ANNAPOLIS — State senators were faced Friday with an unusually difficult vote on a proposed amendment that would have changed the title of the state’s medical cannabis commission because it is named for the mother of a disgraced state delegate.
Former Del. Cheryl Glenn, D-Baltimore, was one of the leading voices in the medical cannabis debate in 2014 when the Maryland General Assembly legalized the program. On the Senate floor Friday, lawmakers danced around using Glenn’s name while discussing her crimes and whether the name of her mother, Natalie M. LaPrade, should be stricken from the official title of the state oversight panel.
Sen. J.B. Jennings, R-Baltimore and Harford and the top Republican in the Senate, said he offered the amendment to a bill to allow physician’s assistants to become certified providers in the program as a way of “removing the asterisk” on the name of the commission after the indictment of Glenn last year.
“The problem is the delegate; what she did was regarding marijuana and this commission,” Jennings said.
Federal prosecutors unsealed an indictment against Glenn late last year, a week after she abruptly resigned.

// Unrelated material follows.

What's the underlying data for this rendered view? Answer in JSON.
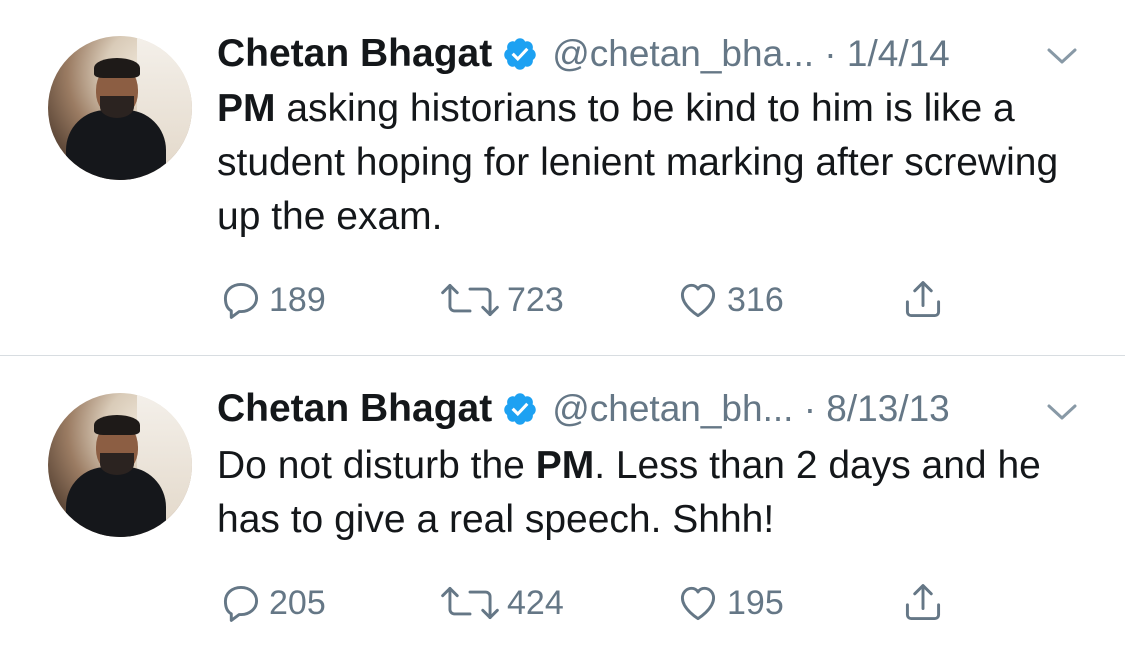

Charges included wire fraud and bribery. She has since pleaded guilty to corruption and bribery charges and is scheduled to be sentenced on May 8.
Jennings said he felt compelled to offer the amendment.
“Some people have gotten together and think it’s time … to clean up Annapolis and move on to strip the name and just call it the Medical Cannabis Commission,” Jennings said.
While the amendment failed, the resulting debate touched on themes of redemption and mothers, good governance and clearing names. Senators, who are largely guided by the recommendations of the committee on whether or not to accept an amendment, were left this time to the dictates of their own consciences.
“This is a tough issue,” said Sen. Brian Feldman, D-Montgomery and vice chair of the Senate Finance Committee, which debated a similar amendment in committee before sending the bill to the floor.
“I’ll be candid with you,” said Feldman, speaking to his colleagues. “There was no consensus in the committee and, therefore, Mr. President, this is one of those amendments offered that we’re going to just leave it to the will of the body. Anybody that wants to get up to make a point one way or the other, it’s up to the will of the Senate.”
Glenn’s mother was a cancer patient who ultimately died. The legislature, when it passed the bill legalizing the program, voted to name the commission after LaPrade.
“I’ve heard these discussions, but what I’d ask the body to remember is that while the delegate in question did some things I don’t think any of us agree with, this was in honor of her mother, who did nothing,” said Sen. Charles Sydnor, D-Baltimore County and city.
Some lawmakers, including Senate President Emeritus Thomas V. Mike Miller Jr., invoked motherhood.
“We all have mothers,” Miller said. ” I don’t see any reason why we should change the name (of the commission) at this point and time.”
Sen. Malcolm Augustine, D-Prince George’s, also pleaded to defeat the amendment, saying that LaPrade was the one who suffered with cancer.
“None of us are perfect,” Augustine said. “None of us are perfect, but this is about that woman’s suffering.”
Ultimately, just nine of the Senate’s 15 Republicans and Sen. Delores Kelley, D-Baltimore County and chair of the Finance Committee, voted to strip the name from the commission.